When Luxembourg’s new law governing space mining comes into force on Tuesday, the country will already be working to make the science-fiction-sounding mission a reality, the deputy prime minister said.
The legislation will make Luxembourg the first country in Europe to offer a legal framework to ensure that private operators can be confident about their rights over resources they extract in space.
The law is based on the premise that space resources are capable of being owned by individuals and private companies and establishes the procedures for authorizing and supervising space exploration missions.
“When I launched the initiative a year ago, people thought I was mad,” Etienne Schneider told Reuters.
“But for us, we see it as a business that has return on investment in the short-term, the medium-term, and the long-term,” said Schneider, who is also Luxembourg’s economy minister.
Luxembourg in June 2016 set aside 200 million euros ($229 million) to fund initiatives aimed at bringing back rare minerals from space.
While that goal is at least 15 years off, new technologies are already creating markets that space mining could supply, said Schneider.
He said firms could soon make carrying materials to refuel or repair satellites economically feasible or supply raw materials to the 3-D printers now being tested on the International Space Station.
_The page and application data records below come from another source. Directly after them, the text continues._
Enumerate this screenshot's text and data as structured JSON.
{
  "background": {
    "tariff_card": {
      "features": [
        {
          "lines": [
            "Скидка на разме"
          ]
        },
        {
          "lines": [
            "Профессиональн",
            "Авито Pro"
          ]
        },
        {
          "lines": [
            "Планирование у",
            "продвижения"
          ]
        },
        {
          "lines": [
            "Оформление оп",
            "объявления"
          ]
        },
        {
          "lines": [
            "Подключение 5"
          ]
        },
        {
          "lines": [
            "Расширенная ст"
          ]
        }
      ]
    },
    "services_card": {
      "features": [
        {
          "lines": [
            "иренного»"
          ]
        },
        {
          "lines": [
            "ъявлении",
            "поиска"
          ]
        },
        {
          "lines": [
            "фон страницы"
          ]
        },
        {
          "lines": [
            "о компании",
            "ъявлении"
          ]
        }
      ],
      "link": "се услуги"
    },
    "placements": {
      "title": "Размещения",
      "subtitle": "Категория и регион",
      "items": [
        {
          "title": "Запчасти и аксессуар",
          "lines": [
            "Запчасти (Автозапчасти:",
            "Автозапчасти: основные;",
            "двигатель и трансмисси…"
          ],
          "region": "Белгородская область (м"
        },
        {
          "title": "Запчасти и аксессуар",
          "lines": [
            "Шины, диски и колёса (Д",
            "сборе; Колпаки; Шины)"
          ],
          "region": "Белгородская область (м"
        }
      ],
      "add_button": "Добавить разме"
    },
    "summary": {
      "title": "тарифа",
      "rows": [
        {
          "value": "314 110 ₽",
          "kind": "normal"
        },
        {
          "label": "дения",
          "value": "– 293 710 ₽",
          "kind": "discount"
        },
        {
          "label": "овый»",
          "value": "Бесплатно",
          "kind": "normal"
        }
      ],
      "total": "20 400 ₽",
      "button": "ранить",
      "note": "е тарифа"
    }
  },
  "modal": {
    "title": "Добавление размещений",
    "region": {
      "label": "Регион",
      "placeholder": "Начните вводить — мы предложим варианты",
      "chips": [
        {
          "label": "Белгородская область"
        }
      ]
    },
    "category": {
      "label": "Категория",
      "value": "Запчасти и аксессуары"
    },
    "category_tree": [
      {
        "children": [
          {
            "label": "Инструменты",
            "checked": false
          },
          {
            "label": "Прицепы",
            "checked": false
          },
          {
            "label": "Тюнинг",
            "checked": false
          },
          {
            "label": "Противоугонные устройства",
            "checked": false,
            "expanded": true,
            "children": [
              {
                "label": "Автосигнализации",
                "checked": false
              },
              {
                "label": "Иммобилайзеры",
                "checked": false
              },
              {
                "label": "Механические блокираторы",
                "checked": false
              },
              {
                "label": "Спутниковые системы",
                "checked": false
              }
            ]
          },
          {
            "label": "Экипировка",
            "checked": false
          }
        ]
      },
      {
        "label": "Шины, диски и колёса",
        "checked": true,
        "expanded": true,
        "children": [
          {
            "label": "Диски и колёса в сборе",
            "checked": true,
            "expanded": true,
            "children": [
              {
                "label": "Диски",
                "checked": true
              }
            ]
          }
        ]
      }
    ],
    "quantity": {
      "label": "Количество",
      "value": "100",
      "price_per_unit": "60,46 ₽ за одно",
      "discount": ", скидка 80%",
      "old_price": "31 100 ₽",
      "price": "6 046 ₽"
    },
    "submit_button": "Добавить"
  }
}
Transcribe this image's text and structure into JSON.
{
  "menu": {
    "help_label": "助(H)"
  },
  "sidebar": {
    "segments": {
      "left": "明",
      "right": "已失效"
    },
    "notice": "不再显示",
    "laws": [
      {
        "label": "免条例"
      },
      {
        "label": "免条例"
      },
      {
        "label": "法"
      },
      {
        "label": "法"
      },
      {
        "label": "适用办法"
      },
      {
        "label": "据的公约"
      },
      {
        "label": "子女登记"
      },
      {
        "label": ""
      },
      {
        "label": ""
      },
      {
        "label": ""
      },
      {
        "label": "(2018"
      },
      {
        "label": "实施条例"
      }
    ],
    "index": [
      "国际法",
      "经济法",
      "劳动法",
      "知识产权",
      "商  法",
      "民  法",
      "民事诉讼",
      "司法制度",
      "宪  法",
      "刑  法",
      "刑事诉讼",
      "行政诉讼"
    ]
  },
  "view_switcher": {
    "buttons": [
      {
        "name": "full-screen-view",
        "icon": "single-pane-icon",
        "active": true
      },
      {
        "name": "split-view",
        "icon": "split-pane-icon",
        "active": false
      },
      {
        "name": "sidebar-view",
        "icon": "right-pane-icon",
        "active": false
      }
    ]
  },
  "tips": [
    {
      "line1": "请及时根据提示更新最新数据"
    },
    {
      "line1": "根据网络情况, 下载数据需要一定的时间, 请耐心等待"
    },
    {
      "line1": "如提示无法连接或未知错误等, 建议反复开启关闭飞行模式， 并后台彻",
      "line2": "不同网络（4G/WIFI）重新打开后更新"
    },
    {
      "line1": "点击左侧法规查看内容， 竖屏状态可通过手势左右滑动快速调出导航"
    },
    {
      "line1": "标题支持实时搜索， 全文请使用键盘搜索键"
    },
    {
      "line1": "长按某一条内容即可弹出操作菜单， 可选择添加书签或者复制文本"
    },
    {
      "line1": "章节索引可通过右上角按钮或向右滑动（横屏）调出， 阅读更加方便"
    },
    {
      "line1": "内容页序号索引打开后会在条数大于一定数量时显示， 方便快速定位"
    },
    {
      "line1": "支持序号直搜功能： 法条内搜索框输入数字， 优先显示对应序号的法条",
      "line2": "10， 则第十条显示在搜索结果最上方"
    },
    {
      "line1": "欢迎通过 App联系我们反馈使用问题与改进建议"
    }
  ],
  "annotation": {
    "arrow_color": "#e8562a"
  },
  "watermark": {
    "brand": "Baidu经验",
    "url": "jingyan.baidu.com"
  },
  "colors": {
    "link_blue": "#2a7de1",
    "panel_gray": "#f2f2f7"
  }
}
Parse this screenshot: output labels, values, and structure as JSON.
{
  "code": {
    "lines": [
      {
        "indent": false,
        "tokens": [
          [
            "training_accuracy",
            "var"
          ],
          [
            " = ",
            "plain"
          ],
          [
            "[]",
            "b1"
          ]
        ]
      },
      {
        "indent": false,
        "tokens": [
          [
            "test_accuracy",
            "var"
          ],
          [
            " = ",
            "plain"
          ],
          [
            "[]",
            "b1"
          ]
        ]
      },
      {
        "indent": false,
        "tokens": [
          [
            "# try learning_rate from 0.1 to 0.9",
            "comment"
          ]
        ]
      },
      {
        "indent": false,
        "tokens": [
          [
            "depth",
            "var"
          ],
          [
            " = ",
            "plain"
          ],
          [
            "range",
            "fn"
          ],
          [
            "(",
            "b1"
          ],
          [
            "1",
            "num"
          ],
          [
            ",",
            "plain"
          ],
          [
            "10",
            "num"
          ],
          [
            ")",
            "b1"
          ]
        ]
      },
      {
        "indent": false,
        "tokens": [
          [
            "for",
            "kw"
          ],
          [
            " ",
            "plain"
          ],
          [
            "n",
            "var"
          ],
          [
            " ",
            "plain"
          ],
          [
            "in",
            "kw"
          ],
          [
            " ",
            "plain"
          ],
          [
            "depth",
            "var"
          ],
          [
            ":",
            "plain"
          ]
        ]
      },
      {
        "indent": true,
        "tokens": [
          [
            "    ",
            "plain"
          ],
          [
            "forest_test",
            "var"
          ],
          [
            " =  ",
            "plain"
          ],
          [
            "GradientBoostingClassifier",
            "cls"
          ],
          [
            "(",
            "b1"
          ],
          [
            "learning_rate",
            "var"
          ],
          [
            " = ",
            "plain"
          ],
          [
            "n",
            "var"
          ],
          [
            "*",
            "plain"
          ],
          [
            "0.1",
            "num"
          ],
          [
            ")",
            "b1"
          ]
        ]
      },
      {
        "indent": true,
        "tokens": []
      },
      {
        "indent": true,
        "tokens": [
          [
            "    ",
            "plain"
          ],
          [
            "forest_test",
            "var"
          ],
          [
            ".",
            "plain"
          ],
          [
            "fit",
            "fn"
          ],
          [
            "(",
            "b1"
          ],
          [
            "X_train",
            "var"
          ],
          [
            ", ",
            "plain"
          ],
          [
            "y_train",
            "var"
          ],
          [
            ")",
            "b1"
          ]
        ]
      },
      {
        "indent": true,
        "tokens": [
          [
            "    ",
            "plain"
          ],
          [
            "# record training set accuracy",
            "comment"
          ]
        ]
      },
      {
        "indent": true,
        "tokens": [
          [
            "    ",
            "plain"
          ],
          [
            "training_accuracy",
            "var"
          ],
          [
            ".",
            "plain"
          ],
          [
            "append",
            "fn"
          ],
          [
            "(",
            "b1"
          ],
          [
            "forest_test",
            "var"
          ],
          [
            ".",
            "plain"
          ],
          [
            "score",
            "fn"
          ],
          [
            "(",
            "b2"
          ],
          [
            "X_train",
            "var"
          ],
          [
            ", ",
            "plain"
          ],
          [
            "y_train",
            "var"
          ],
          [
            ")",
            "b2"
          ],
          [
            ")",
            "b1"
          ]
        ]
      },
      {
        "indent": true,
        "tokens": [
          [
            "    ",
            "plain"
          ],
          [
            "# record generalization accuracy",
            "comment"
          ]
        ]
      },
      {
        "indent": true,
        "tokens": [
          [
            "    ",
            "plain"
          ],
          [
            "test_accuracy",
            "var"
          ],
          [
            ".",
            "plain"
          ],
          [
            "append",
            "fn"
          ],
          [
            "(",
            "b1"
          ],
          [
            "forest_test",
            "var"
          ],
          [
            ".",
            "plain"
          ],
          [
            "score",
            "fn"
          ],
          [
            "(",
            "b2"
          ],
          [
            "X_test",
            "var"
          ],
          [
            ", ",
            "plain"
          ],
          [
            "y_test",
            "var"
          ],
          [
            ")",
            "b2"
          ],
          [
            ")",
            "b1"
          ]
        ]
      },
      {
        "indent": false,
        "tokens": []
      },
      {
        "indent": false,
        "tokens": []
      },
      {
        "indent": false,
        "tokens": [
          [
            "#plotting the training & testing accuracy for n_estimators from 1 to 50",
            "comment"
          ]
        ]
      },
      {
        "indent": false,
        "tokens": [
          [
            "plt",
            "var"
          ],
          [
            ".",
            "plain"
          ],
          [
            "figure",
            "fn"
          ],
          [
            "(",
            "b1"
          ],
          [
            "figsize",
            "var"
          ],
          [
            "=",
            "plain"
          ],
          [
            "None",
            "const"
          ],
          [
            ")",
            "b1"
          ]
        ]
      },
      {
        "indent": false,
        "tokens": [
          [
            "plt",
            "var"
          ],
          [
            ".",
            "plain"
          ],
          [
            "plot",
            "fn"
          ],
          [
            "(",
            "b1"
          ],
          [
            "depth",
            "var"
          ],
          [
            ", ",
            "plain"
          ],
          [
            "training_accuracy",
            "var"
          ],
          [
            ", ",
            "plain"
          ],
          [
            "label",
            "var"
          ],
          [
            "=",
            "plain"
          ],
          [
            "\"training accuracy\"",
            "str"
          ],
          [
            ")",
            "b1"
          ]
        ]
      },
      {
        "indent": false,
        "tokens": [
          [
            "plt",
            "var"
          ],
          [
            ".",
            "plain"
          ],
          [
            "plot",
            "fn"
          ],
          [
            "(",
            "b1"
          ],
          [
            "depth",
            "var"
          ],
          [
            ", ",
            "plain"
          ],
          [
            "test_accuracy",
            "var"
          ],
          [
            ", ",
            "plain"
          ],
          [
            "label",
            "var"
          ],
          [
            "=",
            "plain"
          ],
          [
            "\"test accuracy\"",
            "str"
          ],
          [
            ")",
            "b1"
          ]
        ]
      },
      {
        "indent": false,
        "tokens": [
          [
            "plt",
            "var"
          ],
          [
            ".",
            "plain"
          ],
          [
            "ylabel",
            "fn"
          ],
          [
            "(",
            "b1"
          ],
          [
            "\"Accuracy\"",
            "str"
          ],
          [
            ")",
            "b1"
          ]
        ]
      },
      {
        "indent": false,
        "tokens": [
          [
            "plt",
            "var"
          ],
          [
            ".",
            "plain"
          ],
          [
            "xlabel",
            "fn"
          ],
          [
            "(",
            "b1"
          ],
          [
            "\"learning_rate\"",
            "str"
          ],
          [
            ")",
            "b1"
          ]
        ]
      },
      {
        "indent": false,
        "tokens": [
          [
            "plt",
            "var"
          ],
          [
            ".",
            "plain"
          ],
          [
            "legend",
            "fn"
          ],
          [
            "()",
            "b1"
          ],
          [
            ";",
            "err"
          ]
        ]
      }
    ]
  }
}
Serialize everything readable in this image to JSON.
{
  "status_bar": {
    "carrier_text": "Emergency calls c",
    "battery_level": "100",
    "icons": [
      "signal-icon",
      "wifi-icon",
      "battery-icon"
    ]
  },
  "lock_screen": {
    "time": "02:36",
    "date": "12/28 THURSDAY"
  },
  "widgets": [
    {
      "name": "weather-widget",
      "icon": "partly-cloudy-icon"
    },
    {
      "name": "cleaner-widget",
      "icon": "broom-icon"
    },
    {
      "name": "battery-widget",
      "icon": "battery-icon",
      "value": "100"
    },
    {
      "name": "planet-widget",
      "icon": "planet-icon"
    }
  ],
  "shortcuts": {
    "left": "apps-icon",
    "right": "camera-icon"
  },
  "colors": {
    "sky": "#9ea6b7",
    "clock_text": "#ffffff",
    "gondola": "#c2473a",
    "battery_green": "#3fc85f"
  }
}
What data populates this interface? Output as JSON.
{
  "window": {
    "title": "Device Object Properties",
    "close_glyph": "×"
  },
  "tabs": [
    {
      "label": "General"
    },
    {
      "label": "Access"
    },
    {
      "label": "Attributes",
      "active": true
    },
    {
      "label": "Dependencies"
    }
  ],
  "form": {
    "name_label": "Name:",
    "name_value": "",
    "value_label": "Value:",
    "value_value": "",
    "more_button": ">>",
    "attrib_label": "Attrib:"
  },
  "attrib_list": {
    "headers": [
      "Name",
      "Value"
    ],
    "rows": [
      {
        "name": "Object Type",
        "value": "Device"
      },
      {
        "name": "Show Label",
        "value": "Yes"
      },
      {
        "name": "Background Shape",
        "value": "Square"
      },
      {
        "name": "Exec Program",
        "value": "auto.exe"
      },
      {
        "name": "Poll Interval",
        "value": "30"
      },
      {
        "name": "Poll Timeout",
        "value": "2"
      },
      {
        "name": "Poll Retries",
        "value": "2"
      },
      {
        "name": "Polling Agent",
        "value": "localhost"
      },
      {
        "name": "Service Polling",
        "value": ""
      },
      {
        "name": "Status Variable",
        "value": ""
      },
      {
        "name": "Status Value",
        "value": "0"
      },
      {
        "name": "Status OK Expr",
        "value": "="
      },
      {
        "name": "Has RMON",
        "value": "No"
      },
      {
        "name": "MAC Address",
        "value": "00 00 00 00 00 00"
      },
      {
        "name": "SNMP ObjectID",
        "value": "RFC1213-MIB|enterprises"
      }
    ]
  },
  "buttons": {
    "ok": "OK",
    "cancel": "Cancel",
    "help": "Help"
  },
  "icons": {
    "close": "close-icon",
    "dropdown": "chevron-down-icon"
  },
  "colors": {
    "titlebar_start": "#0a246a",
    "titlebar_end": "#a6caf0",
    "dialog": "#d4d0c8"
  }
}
Lifting each kilogram of mass from Earth to orbit costs between 10,000 and 15,000 euros ($11,000 to $18,000), according to Schneider, but firms could cut these costs by recycling the debris of old satellites and rocket parts floating in space.
The small European country, best known for its fund management and private banking sector, will on Tuesday begin the work of making such deals, with the security of a legal framework in place, said Schneider.
Luxembourg has already managed to attract significant interest from pioneers in the field such as U.S. operators Planetary Resources and Deep Space Industries, and aims to attract research and development projects to set up there.
A similar package of laws was introduced in the United States in 2015 but only applies to companies majority owned by Americans, while Luxembourg’s laws will only require the company to have an office in the country.
“I am already in discussions with fund owners for more than 1 billion euros which they want to dedicate to space exploration over here in Luxembourg,” Schneider said. “In 10 years, I’m quite sure that the official language in space will be Luxembourgish.”